## Task prompt
Every record must be copied exactly, from first line to last.

## Supplied information

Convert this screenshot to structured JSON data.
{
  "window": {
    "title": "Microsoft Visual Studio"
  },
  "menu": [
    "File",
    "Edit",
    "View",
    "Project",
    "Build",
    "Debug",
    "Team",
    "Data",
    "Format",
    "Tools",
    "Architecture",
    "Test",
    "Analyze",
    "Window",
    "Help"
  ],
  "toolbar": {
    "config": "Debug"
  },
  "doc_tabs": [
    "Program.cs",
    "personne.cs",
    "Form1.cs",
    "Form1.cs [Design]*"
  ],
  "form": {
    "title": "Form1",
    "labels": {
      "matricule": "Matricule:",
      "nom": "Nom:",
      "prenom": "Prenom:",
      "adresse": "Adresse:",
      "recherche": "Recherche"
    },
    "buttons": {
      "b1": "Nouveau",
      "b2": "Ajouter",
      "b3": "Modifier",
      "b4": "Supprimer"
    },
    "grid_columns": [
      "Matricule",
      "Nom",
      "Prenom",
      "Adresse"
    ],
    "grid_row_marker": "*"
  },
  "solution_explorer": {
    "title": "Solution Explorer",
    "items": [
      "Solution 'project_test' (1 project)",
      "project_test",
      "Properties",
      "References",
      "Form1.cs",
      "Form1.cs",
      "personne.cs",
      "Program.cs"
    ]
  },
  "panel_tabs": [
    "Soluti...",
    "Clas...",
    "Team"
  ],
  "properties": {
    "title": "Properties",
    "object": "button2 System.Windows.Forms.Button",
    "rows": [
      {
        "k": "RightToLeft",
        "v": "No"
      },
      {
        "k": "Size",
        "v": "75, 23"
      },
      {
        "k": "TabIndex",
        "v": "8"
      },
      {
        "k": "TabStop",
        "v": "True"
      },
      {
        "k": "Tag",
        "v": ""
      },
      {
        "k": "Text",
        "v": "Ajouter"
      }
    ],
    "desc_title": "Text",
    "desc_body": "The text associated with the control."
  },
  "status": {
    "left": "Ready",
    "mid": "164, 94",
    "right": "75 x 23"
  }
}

## Worked solution
Convert this screenshot to structured JSON data.
{
  "window": {
    "title": "Microsoft Visual Studio"
  },
  "menu": [
    "File",
    "Edit",
    "View",
    "Project",
    "Build",
    "Debug",
    "Team",
    "Data",
    "Format",
    "Tools",
    "Architecture",
    "Test",
    "Analyze",
    "Window",
    "Help"
  ],
  "toolbar": {
    "config": "Debug"
  },
  "doc_tabs": [
    "Program.cs",
    "personne.cs",
    "Form1.cs",
    "Form1.cs [Design]*"
  ],
  "form": {
    "title": "Form1",
    "labels": {
      "matricule": "Matricule:",
      "nom": "Nom:",
      "prenom": "Prenom:",
      "adresse": "Adresse:",
      "recherche": "Recherche"
    },
    "buttons": {
      "b1": "Nouveau",
      "b2": "Ajouter",
      "b3": "Modifier",
      "b4": "Supprimer"
    },
    "grid_columns": [
      "Matricule",
      "Nom",
      "Prenom",
      "Adresse"
    ],
    "grid_row_marker": "*"
  },
  "solution_explorer": {
    "title": "Solution Explorer",
    "items": [
      "Solution 'project_test' (1 project)",
      "project_test",
      "Properties",
      "References",
      "Form1.cs",
      "Form1.cs",
      "personne.cs",
      "Program.cs"
    ]
  },
  "panel_tabs": [
    "Soluti...",
    "Clas...",
    "Team"
  ],
  "properties": {
    "title": "Properties",
    "object": "button2 System.Windows.Forms.Button",
    "rows": [
      {
        "k": "RightToLeft",
        "v": "No"
      },
      {
        "k": "Size",
        "v": "75, 23"
      },
      {
        "k": "TabIndex",
        "v": "8"
      },
      {
        "k": "TabStop",
        "v": "True"
      },
      {
        "k": "Tag",
        "v": ""
      },
      {
        "k": "Text",
        "v": "Ajouter"
      }
    ],
    "desc_title": "Text",
    "desc_body": "The text associated with the control."
  },
  "status": {
    "left": "Ready",
    "mid": "164, 94",
    "right": "75 x 23"
  }
}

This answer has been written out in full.